Newcomers consider a joint electoral list (1)
Mart Helme, the chairman of People's Conservative Party (EKRE), said that he is negotiating with the Party of People's Unity (RÜE), to form a joint electoral list for the spring elections.
Helme said that the joint list aims to reduce the disadvantage the two small parties have, in comparison to the big parliamentary parties.
According to Helme, one of the greatest obstacles they face is the lack of funding. Whereas Reform Party's yearly income is around 2.2 million euros, EKRE's takes in around 800 euros a month.
"The parliamentary parties revel in the money the pocket from the state budget. We, on the other hand, are self-financed by membership fees and personal donations. This makes a large difference. We saw during the European Parliament elections how the Reform Party and the IRL spent hundreds of thousands of euros on election campaigns, when we had to do the same with only a few tens of thousands," he told ETV's "Aktuaalne Kaamera".
As the law does not allow electoral unions, the two parties would have run under one name.
Consultations between EKRE and RÜE have been ongoing but they are yet to reach a decision.
Both parties agree that Estonian needs an overarching state reform. The cosmetic changes in the tax system that the large parties propose are no longer enough, said Kristiina Ojuland of the RÜE.
Helme said EKRE has written down their own list in case the negotiations fail through.
The Free Party has decided to decline the offer to join as well, preferring an electoral list opened to non-members.
"Merle Jääger has announced her candidacy and we have discussed this option with Peeter Volkonski. I hope that a the list will include a moderately green faction, including Jaan Riis and other people," said party leader Andres Herkel.

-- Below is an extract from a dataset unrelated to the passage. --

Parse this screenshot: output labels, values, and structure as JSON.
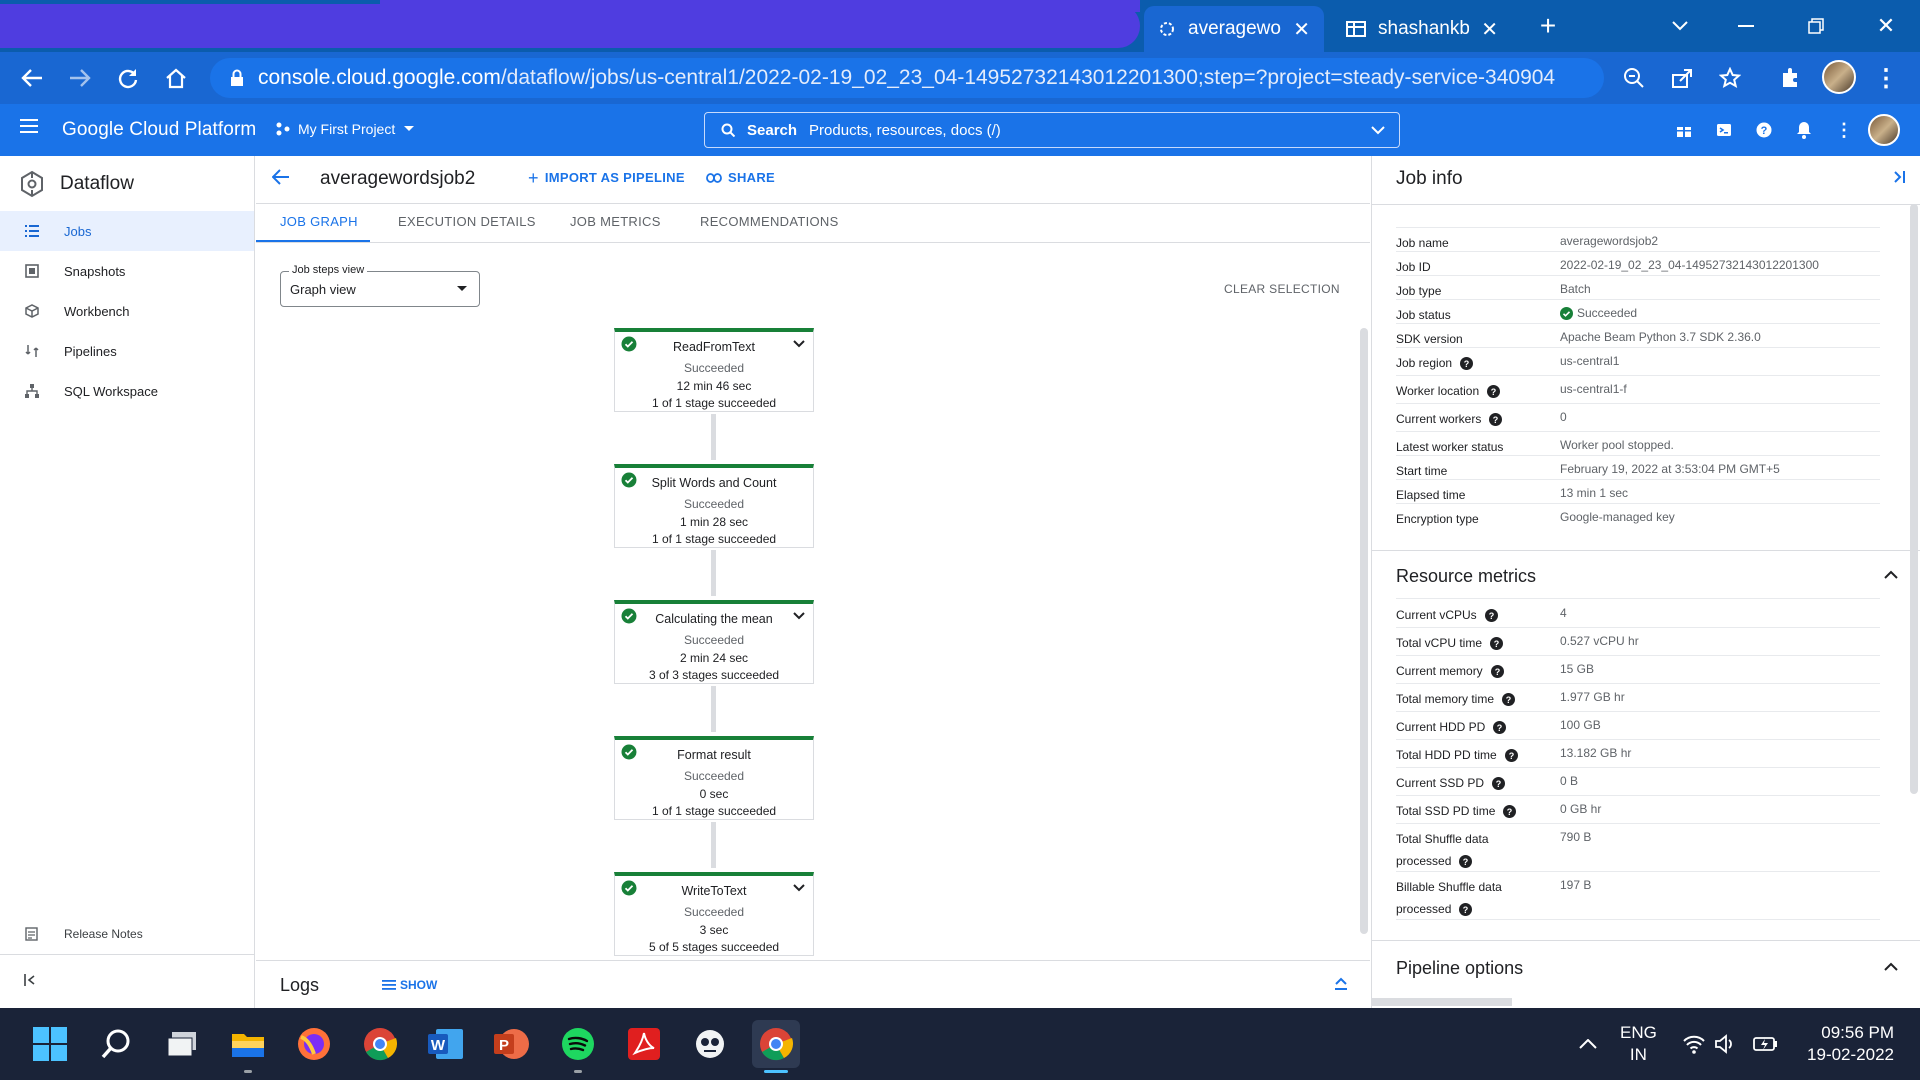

He added that the Free Party's platform also differs considerably from those of EKRE and RÜE.